* [Activity] Without reproducing any image, print the listing below exactly.

* [Data shown]
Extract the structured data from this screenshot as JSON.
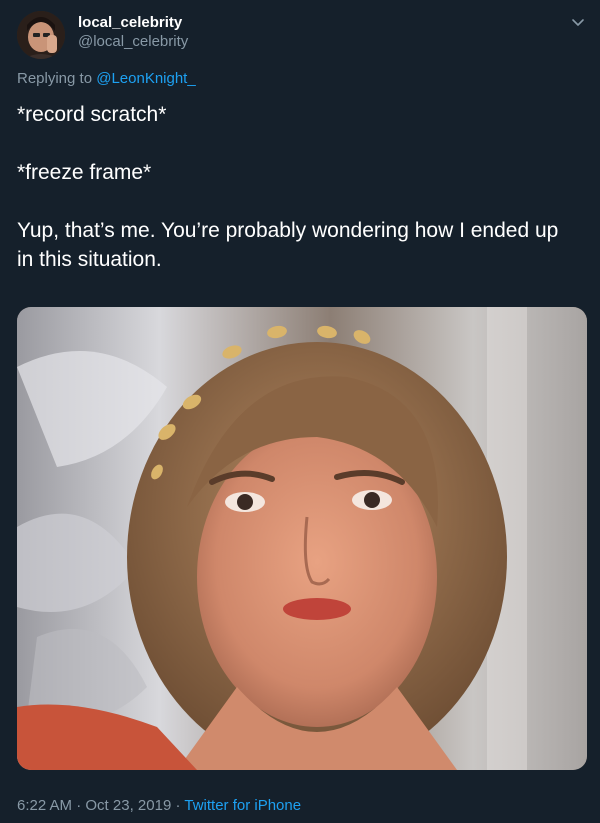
{
  "author": {
    "display_name": "local_celebrity",
    "handle": "@local_celebrity",
    "avatar_icon": "avatar-photo"
  },
  "reply": {
    "prefix": "Replying to ",
    "mention": "@LeonKnight_"
  },
  "tweet": {
    "line1": "*record scratch*",
    "line2": "*freeze frame*",
    "line3": "Yup, that’s me. You’re probably wondering how I ended up in this situation."
  },
  "media": {
    "icon": "photo-image"
  },
  "meta": {
    "time": "6:22 AM",
    "sep1": " · ",
    "date": "Oct 23, 2019",
    "sep2": " · ",
    "source": "Twitter for iPhone"
  },
  "menu": {
    "icon": "chevron-down-icon"
  },
  "colors": {
    "background": "#15202b",
    "secondary_text": "#8899a6",
    "link": "#1da1f2"
  }
}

* [Answer for this exercise]
Extract the structured data from this screenshot as JSON.
{
  "author": {
    "display_name": "local_celebrity",
    "handle": "@local_celebrity",
    "avatar_icon": "avatar-photo"
  },
  "reply": {
    "prefix": "Replying to ",
    "mention": "@LeonKnight_"
  },
  "tweet": {
    "line1": "*record scratch*",
    "line2": "*freeze frame*",
    "line3": "Yup, that’s me. You’re probably wondering how I ended up in this situation."
  },
  "media": {
    "icon": "photo-image"
  },
  "meta": {
    "time": "6:22 AM",
    "sep1": " · ",
    "date": "Oct 23, 2019",
    "sep2": " · ",
    "source": "Twitter for iPhone"
  },
  "menu": {
    "icon": "chevron-down-icon"
  },
  "colors": {
    "background": "#15202b",
    "secondary_text": "#8899a6",
    "link": "#1da1f2"
  }
}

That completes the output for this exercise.